What is expected:
Nothing but an exact repeat of the entries below should appear in your answer.

--- Task inputs ---

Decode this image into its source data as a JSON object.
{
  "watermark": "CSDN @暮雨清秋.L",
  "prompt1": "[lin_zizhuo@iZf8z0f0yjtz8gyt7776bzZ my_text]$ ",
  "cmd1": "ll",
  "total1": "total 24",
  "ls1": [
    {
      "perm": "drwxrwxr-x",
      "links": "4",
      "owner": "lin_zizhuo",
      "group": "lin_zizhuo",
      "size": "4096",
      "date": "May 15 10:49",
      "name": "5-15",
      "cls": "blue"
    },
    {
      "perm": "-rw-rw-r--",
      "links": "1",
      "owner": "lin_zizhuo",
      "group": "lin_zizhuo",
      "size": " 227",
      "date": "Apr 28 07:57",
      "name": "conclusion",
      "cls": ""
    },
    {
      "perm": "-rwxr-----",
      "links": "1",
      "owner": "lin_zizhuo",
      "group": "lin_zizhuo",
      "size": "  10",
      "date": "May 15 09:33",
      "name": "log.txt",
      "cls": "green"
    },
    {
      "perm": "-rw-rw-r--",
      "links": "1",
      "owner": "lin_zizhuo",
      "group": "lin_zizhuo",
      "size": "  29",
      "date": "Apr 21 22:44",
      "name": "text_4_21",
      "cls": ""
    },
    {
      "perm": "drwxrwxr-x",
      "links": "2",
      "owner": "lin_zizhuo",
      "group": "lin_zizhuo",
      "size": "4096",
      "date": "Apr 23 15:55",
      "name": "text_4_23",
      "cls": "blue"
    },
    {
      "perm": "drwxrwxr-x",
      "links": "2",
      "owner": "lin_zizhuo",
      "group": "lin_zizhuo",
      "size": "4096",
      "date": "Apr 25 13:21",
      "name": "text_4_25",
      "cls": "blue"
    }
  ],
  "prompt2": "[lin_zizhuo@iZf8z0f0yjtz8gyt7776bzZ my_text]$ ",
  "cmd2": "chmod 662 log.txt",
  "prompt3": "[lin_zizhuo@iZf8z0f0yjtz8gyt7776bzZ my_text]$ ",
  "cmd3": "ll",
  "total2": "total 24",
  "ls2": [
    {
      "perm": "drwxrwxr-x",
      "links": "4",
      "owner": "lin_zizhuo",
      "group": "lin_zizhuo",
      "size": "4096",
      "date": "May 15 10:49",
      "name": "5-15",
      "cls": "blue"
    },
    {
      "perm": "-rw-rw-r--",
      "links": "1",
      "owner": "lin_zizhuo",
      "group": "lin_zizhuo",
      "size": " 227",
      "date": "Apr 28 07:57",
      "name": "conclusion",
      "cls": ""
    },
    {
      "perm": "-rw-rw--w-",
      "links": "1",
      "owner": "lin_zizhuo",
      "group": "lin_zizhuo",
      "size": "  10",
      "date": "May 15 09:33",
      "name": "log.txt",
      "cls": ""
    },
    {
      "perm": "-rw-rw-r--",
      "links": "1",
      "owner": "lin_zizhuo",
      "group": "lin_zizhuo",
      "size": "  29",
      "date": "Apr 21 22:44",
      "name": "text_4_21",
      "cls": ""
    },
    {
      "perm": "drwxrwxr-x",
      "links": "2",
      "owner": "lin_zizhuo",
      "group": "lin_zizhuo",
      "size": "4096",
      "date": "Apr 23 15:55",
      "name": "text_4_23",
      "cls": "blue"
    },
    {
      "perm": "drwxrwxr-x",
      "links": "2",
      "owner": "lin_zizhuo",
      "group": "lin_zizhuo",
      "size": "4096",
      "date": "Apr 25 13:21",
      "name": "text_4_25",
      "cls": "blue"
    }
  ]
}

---

Problem solution:
Decode this image into its source data as a JSON object.
{
  "watermark": "CSDN @暮雨清秋.L",
  "prompt1": "[lin_zizhuo@iZf8z0f0yjtz8gyt7776bzZ my_text]$ ",
  "cmd1": "ll",
  "total1": "total 24",
  "ls1": [
    {
      "perm": "drwxrwxr-x",
      "links": "4",
      "owner": "lin_zizhuo",
      "group": "lin_zizhuo",
      "size": "4096",
      "date": "May 15 10:49",
      "name": "5-15",
      "cls": "blue"
    },
    {
      "perm": "-rw-rw-r--",
      "links": "1",
      "owner": "lin_zizhuo",
      "group": "lin_zizhuo",
      "size": " 227",
      "date": "Apr 28 07:57",
      "name": "conclusion",
      "cls": ""
    },
    {
      "perm": "-rwxr-----",
      "links": "1",
      "owner": "lin_zizhuo",
      "group": "lin_zizhuo",
      "size": "  10",
      "date": "May 15 09:33",
      "name": "log.txt",
      "cls": "green"
    },
    {
      "perm": "-rw-rw-r--",
      "links": "1",
      "owner": "lin_zizhuo",
      "group": "lin_zizhuo",
      "size": "  29",
      "date": "Apr 21 22:44",
      "name": "text_4_21",
      "cls": ""
    },
    {
      "perm": "drwxrwxr-x",
      "links": "2",
      "owner": "lin_zizhuo",
      "group": "lin_zizhuo",
      "size": "4096",
      "date": "Apr 23 15:55",
      "name": "text_4_23",
      "cls": "blue"
    },
    {
      "perm": "drwxrwxr-x",
      "links": "2",
      "owner": "lin_zizhuo",
      "group": "lin_zizhuo",
      "size": "4096",
      "date": "Apr 25 13:21",
      "name": "text_4_25",
      "cls": "blue"
    }
  ],
  "prompt2": "[lin_zizhuo@iZf8z0f0yjtz8gyt7776bzZ my_text]$ ",
  "cmd2": "chmod 662 log.txt",
  "prompt3": "[lin_zizhuo@iZf8z0f0yjtz8gyt7776bzZ my_text]$ ",
  "cmd3": "ll",
  "total2": "total 24",
  "ls2": [
    {
      "perm": "drwxrwxr-x",
      "links": "4",
      "owner": "lin_zizhuo",
      "group": "lin_zizhuo",
      "size": "4096",
      "date": "May 15 10:49",
      "name": "5-15",
      "cls": "blue"
    },
    {
      "perm": "-rw-rw-r--",
      "links": "1",
      "owner": "lin_zizhuo",
      "group": "lin_zizhuo",
      "size": " 227",
      "date": "Apr 28 07:57",
      "name": "conclusion",
      "cls": ""
    },
    {
      "perm": "-rw-rw--w-",
      "links": "1",
      "owner": "lin_zizhuo",
      "group": "lin_zizhuo",
      "size": "  10",
      "date": "May 15 09:33",
      "name": "log.txt",
      "cls": ""
    },
    {
      "perm": "-rw-rw-r--",
      "links": "1",
      "owner": "lin_zizhuo",
      "group": "lin_zizhuo",
      "size": "  29",
      "date": "Apr 21 22:44",
      "name": "text_4_21",
      "cls": ""
    },
    {
      "perm": "drwxrwxr-x",
      "links": "2",
      "owner": "lin_zizhuo",
      "group": "lin_zizhuo",
      "size": "4096",
      "date": "Apr 23 15:55",
      "name": "text_4_23",
      "cls": "blue"
    },
    {
      "perm": "drwxrwxr-x",
      "links": "2",
      "owner": "lin_zizhuo",
      "group": "lin_zizhuo",
      "size": "4096",
      "date": "Apr 25 13:21",
      "name": "text_4_25",
      "cls": "blue"
    }
  ]
}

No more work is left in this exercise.